As coach of Germany for the 2006 World Cup, Klinsmann, who turns 47 on Saturday, bucked a longstanding trend by transforming the Germans from a mechanical defensive unit to smooth attackers.

He’s undertaking a similar task with the Americans, who have never produced a great striker and were outclassed by rival Mexico in the last three matchups. ...

See the whole article here, courtesy of NY Daily News.

Kicking Back Comments: Excellent hiring decision. It does give me a bit of pause however. Everyone is excited about this and is signaling it as a turning point for the US National team. OK, fair enough.

But, is there no domestic coach that can handle this? Or does just putting a "foreigner" at the helm (he lives in CA after all), our saving grace? Now that is not the whole picture to be certain, Klinsmann was an accomplished international soccer phenom as a player. Interesting however that our last two coaches really had no international playing experience. Bob Bradley had none. His playing career seemed to end at Princeton. Bruce Arena had very limited, making a single appearance for the US National Team in 1973, and player professionally for the Tacoma Tides in 1976 as a goalkeeper.

Please note, I'm not knocking here, just observing. I only played college ball too, so Arena's accomplishments are significant to me. But were they the crack in the US Soccer domestic armor ... we don't have anyone yet who can coach the US Team with significant international experience.

Prior to these guys was Bora Milutinović, who assembled and led an inspired US Team in 1994. Bora too has significant playing experience.
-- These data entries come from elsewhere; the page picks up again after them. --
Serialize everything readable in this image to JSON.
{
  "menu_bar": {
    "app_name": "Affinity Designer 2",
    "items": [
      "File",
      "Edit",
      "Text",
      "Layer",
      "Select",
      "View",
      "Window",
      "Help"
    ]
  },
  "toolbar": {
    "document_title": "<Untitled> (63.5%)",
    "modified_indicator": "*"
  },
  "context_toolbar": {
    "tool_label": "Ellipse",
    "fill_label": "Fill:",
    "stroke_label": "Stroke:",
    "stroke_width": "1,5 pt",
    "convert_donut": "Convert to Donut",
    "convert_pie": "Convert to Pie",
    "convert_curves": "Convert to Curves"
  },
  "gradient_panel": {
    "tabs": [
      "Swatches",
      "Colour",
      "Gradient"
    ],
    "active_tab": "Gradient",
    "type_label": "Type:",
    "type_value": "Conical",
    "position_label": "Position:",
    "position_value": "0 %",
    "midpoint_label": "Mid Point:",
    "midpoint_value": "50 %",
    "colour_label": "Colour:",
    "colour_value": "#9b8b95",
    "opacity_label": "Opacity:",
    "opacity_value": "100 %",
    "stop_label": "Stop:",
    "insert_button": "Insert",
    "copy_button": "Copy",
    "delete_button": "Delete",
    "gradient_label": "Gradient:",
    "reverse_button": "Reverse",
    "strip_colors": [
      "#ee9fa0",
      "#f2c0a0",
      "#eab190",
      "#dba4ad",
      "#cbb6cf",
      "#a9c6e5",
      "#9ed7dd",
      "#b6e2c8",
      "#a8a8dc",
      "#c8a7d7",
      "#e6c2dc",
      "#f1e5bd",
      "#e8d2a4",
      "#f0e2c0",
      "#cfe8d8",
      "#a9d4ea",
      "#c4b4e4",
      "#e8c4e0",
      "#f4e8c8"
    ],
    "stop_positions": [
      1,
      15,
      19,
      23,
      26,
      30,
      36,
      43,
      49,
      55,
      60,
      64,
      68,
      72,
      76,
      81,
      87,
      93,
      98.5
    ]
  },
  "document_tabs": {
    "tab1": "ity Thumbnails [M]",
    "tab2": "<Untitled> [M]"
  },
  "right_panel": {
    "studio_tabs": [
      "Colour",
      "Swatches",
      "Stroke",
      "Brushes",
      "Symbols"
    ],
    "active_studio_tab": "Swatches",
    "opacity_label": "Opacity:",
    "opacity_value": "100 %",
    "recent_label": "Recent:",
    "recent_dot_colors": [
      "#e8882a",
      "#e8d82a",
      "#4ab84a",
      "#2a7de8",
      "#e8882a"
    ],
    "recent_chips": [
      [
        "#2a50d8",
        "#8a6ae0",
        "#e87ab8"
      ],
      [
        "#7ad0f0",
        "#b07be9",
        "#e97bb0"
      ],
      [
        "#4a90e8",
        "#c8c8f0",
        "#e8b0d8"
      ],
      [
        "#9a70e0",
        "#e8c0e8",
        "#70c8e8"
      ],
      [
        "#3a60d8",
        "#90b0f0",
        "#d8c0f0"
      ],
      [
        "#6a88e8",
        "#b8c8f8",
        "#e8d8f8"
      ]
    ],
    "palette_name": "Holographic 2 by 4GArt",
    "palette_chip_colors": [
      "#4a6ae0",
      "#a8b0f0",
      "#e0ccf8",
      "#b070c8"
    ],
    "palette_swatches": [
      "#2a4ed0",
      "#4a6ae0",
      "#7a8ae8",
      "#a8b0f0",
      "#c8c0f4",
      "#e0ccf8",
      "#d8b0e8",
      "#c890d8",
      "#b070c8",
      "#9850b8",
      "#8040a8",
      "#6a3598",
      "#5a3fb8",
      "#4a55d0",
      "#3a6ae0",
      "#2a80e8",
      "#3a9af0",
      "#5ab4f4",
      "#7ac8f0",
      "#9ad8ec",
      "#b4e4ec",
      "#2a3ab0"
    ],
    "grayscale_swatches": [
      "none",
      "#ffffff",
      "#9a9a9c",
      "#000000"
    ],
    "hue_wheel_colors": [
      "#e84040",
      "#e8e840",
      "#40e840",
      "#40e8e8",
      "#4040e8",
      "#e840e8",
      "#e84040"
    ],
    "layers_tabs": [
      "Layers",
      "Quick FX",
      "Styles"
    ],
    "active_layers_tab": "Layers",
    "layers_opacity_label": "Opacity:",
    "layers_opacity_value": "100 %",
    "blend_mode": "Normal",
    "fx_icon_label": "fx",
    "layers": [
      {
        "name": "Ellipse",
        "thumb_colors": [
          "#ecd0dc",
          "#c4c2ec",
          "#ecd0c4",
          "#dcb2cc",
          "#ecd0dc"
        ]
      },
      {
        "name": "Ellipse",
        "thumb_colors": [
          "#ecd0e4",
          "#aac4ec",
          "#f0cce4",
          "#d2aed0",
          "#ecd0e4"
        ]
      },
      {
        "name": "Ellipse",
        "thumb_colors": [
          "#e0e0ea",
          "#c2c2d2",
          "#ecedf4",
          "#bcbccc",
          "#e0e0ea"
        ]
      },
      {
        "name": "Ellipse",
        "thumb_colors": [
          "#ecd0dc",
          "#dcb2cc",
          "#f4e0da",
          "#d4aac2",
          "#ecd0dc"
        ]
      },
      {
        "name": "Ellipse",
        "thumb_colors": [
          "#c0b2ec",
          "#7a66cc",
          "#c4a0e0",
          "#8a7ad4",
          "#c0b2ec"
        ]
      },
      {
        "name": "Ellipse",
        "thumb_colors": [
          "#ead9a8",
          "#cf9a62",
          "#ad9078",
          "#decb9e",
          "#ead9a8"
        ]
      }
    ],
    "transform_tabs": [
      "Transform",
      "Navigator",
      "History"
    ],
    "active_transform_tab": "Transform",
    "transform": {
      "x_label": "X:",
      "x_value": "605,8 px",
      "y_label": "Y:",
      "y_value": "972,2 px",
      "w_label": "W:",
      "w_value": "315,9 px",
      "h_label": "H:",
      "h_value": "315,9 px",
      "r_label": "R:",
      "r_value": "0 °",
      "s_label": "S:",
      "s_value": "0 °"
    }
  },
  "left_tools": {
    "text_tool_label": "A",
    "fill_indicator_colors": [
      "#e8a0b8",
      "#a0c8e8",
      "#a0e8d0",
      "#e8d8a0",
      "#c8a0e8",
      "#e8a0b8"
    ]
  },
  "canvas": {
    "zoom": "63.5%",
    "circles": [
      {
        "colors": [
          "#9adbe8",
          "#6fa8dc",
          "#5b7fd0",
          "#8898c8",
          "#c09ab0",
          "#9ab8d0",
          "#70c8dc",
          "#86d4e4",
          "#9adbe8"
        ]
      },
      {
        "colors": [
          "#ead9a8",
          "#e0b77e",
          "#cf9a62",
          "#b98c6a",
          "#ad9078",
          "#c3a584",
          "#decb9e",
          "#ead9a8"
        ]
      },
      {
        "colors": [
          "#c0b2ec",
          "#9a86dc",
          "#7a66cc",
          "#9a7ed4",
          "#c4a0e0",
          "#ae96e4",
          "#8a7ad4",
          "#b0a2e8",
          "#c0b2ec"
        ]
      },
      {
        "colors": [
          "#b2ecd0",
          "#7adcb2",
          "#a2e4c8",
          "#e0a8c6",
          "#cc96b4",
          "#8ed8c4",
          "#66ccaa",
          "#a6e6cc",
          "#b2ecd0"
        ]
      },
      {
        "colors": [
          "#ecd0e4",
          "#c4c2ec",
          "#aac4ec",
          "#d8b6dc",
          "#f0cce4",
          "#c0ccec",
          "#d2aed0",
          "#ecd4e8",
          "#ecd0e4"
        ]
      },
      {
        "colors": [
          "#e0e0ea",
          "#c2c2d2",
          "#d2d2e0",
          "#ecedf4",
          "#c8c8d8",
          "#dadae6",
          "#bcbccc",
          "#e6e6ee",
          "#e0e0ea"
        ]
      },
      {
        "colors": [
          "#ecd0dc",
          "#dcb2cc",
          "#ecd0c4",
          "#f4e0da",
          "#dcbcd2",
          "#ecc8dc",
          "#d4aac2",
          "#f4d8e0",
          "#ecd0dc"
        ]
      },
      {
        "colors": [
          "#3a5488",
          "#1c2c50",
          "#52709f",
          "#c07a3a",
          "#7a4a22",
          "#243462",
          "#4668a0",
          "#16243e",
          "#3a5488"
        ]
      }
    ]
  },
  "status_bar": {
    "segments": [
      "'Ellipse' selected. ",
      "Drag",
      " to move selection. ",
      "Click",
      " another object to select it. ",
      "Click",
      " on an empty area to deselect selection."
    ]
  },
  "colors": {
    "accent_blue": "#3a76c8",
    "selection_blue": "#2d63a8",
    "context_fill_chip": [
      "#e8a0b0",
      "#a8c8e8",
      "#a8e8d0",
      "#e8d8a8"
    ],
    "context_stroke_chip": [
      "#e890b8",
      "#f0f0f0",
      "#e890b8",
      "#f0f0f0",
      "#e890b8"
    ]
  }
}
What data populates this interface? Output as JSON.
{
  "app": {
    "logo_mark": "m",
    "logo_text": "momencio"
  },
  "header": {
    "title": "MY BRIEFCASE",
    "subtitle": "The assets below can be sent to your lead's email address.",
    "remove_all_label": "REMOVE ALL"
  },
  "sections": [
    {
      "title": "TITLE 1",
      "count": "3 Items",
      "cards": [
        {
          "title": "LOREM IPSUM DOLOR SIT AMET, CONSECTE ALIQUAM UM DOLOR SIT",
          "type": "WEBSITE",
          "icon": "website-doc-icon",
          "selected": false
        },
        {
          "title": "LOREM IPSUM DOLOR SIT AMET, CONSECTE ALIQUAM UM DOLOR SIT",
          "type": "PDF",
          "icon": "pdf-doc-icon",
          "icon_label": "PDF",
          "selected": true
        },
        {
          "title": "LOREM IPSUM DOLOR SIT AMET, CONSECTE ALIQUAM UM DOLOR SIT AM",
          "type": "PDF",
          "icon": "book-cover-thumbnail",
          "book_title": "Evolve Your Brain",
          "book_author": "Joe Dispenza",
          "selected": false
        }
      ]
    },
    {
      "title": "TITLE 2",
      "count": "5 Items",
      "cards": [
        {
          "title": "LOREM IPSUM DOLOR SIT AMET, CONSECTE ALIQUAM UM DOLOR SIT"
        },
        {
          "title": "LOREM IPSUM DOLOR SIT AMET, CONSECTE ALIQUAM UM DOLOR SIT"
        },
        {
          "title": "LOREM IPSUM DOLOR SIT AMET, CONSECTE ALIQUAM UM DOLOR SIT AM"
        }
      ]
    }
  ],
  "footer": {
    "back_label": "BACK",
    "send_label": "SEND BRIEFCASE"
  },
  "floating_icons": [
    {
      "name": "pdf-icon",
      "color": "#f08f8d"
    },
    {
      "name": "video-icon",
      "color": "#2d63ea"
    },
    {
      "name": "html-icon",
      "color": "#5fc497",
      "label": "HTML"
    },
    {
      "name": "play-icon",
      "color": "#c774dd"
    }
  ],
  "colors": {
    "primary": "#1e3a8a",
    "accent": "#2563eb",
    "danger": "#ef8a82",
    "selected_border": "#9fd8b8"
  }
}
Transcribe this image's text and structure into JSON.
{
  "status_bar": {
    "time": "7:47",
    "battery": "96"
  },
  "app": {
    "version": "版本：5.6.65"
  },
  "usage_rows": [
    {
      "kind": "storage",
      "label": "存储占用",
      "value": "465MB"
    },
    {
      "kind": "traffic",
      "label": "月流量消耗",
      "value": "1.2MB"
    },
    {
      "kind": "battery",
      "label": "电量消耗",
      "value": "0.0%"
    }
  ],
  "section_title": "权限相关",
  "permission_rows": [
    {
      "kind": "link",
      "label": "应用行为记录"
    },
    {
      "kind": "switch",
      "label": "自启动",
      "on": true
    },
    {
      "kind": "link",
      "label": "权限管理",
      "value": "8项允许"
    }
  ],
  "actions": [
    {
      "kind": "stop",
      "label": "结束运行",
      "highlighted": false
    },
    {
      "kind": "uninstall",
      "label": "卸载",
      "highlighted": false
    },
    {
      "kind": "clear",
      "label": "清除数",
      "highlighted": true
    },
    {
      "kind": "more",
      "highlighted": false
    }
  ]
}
It makes me wonder. When will a domestic coach "be ready", to bring the US forward as a soccer power? Is it really when this generation of US MNT players gets older, and joins the coaching ranks?

That said about our coaches ... what about our referees?


  1. Is playing experience at the international level the prime skill a US coach needs to be able to do a good job or is it "international" coaching experience the key?

    Did the "Special One" have alot of international "playing" experience or is it his experience "coaching" at that level?

    Isn't it the skill in "matching" the right players against the opponents, and tactics at the HIGHEST level: International Competition the biggest necessary skill?

    I know that the "highest" level of playing experience gives a referee a heads up in getting to the FIFA level. You NEED much more to be successful :Courage,Handing people in VERY INTENSE situations, KNOWLEDGE of the laws frontwards and backwards, etc.

    Just my thoughts

  2. Anon,

    Agreed on all points. I would opine for one to survive as an international player, one has developed all the qualities you described (courage, etc.).

    This may include matching players, as there is a "sense" that develops in those best players in the world to see what "clicks." Now that said, there also needs to be some book work to go along with that, which I am sure has/is being done.

    Regarding players as referees, generally they make excellent referees with some training. Again you can't teach common sense or soccer sense. These too are critical to being successful as a referee. Book work alone won't get it done at the highest level.